Jennifer shook her head and continued to work. I got up, then went to our so-called kitchen—it smelled like someone had stored a pile of dead bodies in there. I switched the kettle on, thinking about my day, and feeling very hungry all of a sudden. It was only half past twelve and I was ready to devour my sandwiches, or maybe even go out and pick up something from the supermarket. I didn’t know what was wrong with me, but I assumed there was nothing wrong with having a healthy appetite. My magic was still whacky. At least later on I had a business meeting to look forward to. I quickly made coffee and added a spoonful of sugar to my favourite cup. Then I put one spoon of coffee in Jennifer’s cup and topped it up with six spoonsful of sugar. Jennifer was a purebred mermaid. She loved sugary drinks, but never had to worry about her figure.
London was filled with a lot of supernatural creatures: there were elves, fairies, vampires, werewolves, hags, shifters, trolls, mermaids, and giants. Humans had no idea about our true nature because we could disguise ourselves pretty damn well. Most of us had magical powers, but to any human out there, we all appeared ordinary.
I pulled my lunch from the fridge and sipped my coffee for a while. My thoughts trailed off to the time when I found out I wasn’t an ordinary human. I was sitting in my grandparents living room at their large house located in the country. I was around ten years old then, maybe older, playing with puzzles when one started melting all of a sudden.
I glanced down at my tiny hands, wondering what was going on when my grandmother walked inside.
“Oh, don’t worry about it, dear. You’re an elf, which means that you have magic inside of you,” she explained, placing me on her lap. Sometimes Grandma was nice, well, when she wanted to be.
“Is Mummy an elf, too?” I asked her.
“No, darling, your mother is just a human. She will never be like any of us,” Grandma said, staring at me intensely. “And now, you have to promise me that you will keep this a secret. You’re still young, so your abilities aren’t developed yet, but soon, that might change.”
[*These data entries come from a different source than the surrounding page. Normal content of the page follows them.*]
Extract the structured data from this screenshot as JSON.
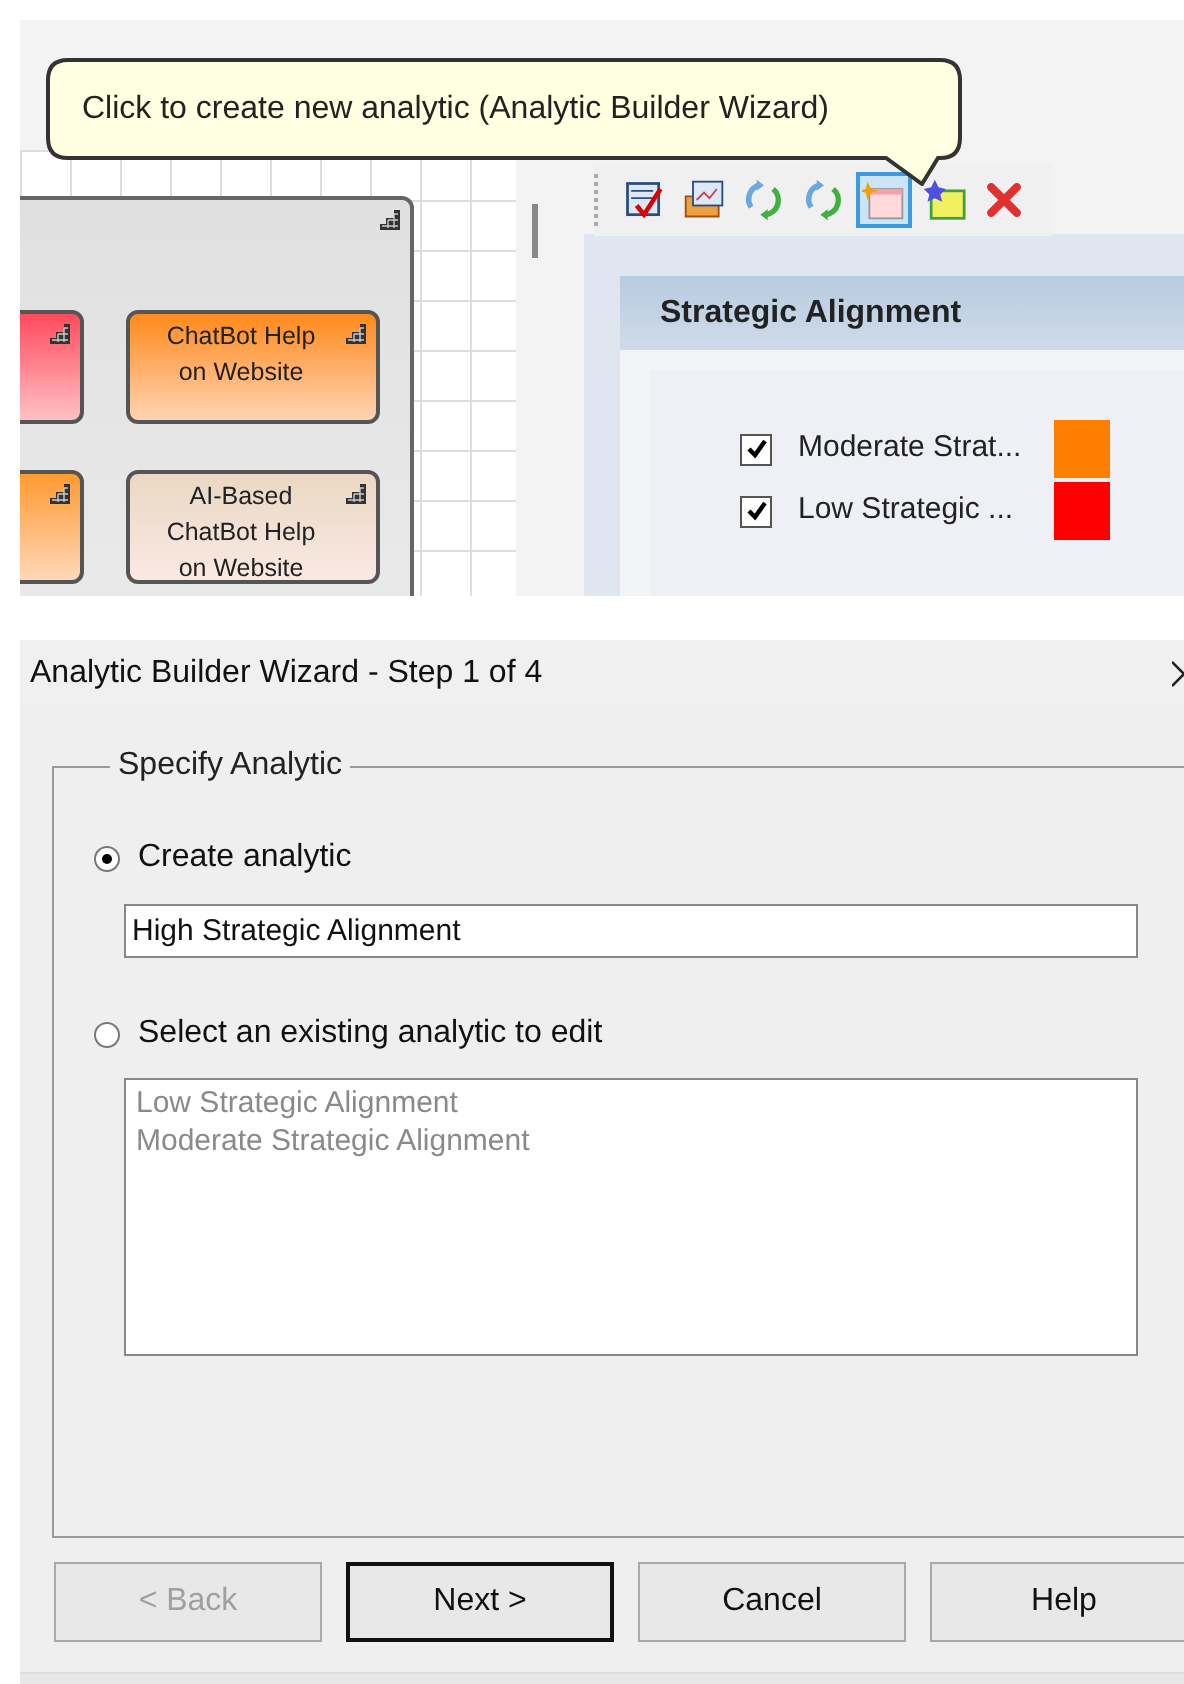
{
  "tooltip": {
    "text": "Click to create new analytic (Analytic Builder Wizard)"
  },
  "diagram": {
    "nodes": [
      {
        "kind": "partial",
        "color": "#ff4b5c"
      },
      {
        "kind": "full",
        "label": "ChatBot Help on Website",
        "color": "#ff8a1c"
      },
      {
        "kind": "partial",
        "color": "#ff9a30"
      },
      {
        "kind": "full",
        "label": "AI-Based ChatBot Help on Website",
        "color": "#ead8c4"
      }
    ]
  },
  "toolbar": {
    "buttons": [
      {
        "kind": "checklist",
        "selected": false
      },
      {
        "kind": "open",
        "selected": false
      },
      {
        "kind": "refresh",
        "selected": false
      },
      {
        "kind": "refresh",
        "selected": false
      },
      {
        "kind": "new",
        "selected": true
      },
      {
        "kind": "new-star",
        "selected": false
      },
      {
        "kind": "delete",
        "selected": false
      }
    ]
  },
  "legend_panel": {
    "title": "Strategic Alignment",
    "items": [
      {
        "label": "Moderate Strat...",
        "checked": true,
        "color": "#ff8000"
      },
      {
        "label": "Low Strategic ...",
        "checked": true,
        "color": "#ff0000"
      }
    ]
  },
  "dialog": {
    "title": "Analytic Builder Wizard - Step 1 of 4",
    "group": "Specify Analytic",
    "options": [
      {
        "label": "Create analytic",
        "selected": true
      },
      {
        "label": "Select an existing analytic to edit",
        "selected": false
      }
    ],
    "name_field": {
      "value": "High Strategic Alignment"
    },
    "existing_list": {
      "disabled": true,
      "items": [
        "Low Strategic Alignment",
        "Moderate Strategic Alignment"
      ]
    },
    "buttons": [
      {
        "label": "< Back",
        "disabled": true,
        "default": false
      },
      {
        "label": "Next >",
        "disabled": false,
        "default": true
      },
      {
        "label": "Cancel",
        "disabled": false,
        "default": false
      },
      {
        "label": "Help",
        "disabled": false,
        "default": false
      }
    ]
  }
}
My father was angry with her when he found out that she’d told me the truth. I heard him say that I was too young to know about stuff like that. He was right, but I still understood what she was saying. After all, I moved things before without even touching them. My skin often twitched, buzzed, and sparkled, trying to release all the excess magic I didn’t know that I had. Once during an English lesson, I was upset—the teacher didn’t pick me for the school play—so, I blew up his coffee mug. No one knew it was me and I never told anyone about this, but deep down, I knew I had some sort of gift. Now I understood that it wasn’t all just a coincidence.
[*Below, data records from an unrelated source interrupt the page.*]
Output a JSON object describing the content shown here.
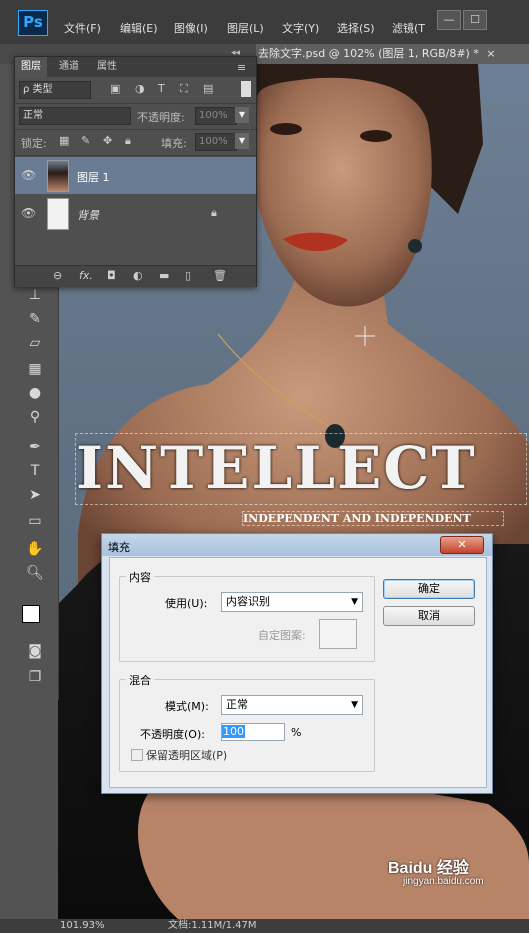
{
  "app": {
    "logo": "Ps"
  },
  "menu": [
    "文件(F)",
    "编辑(E)",
    "图像(I)",
    "图层(L)",
    "文字(Y)",
    "选择(S)",
    "滤镜(T"
  ],
  "window_buttons": [
    "—",
    "☐"
  ],
  "doc_tab": "去除文字.psd @ 102% (图层 1, RGB/8#) *",
  "doc_tab_close": "×",
  "layers_panel": {
    "tabs": [
      "图层",
      "通道",
      "属性"
    ],
    "collapse": "◂◂",
    "filter": {
      "label": "ρ 类型",
      "icons": [
        "image-icon",
        "adjust-icon",
        "text-icon",
        "shape-icon",
        "smart-icon"
      ]
    },
    "blend_mode": "正常",
    "opacity_label": "不透明度:",
    "opacity_value": "100%",
    "lock_label": "锁定:",
    "fill_label": "填充:",
    "fill_value": "100%",
    "layers": [
      {
        "name": "图层 1",
        "selected": true
      },
      {
        "name": "背景",
        "locked": true
      }
    ]
  },
  "artwork": {
    "headline": "INTELLECT",
    "subline": "INDEPENDENT AND INDEPENDENT"
  },
  "status": {
    "zoom": "101.93%",
    "doc": "文档:1.11M/1.47M"
  },
  "dialog": {
    "title": "填充",
    "close": "✕",
    "content_group": "内容",
    "use_label": "使用(U):",
    "use_value": "内容识别",
    "custom_pattern_label": "自定图案:",
    "blend_group": "混合",
    "mode_label": "模式(M):",
    "mode_value": "正常",
    "opacity_label": "不透明度(O):",
    "opacity_value": "100",
    "percent": "%",
    "preserve_label": "保留透明区域(P)",
    "ok": "确定",
    "cancel": "取消"
  },
  "watermark": {
    "brand": "Baidu 经验",
    "url": "jingyan.baidu.com"
  }
}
From that day forward, I had to see my grandma every other weekend to train with her. This went on for several months until I almost burned the house down. After that, Grandma agreed that maybe I was too young for magic.
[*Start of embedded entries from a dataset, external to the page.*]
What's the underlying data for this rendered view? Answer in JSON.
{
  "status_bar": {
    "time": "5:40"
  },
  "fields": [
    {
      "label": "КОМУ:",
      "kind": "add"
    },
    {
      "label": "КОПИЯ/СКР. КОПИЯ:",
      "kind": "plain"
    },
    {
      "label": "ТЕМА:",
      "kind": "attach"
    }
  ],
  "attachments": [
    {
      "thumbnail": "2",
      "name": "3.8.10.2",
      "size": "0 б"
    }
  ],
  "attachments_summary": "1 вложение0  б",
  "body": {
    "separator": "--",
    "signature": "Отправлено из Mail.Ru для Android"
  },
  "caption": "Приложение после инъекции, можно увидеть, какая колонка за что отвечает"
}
I knew that there was always something wrong with me. I felt suffocated by the fact that I couldn’t control my energy.
Some of my cousins called me a freak, and admitted I wasn’t like any of them. I only had half of the elven magical genes inside of me. On top of that, I was extremely clumsy. There were other factors that contributed to my lack of self-belief. I practised, but I always knew I would never be like the rest of my family.
My magic would explode randomly, and I was scaring humans. My grandmother decided that she couldn’t teach me anything more. She gave up, and I just had to deal with it, try to embrace my inability to control the magic that was still growing inside of me.
I just didn’t think I could ever fit in anywhere. I was destined to be the half-blooded elf who would never be able to control her own abilities.
I quickly dismissed those thoughts, telling myself I couldn’t think like that. I was independent, had a good job and loving parents. No one could take that away from me.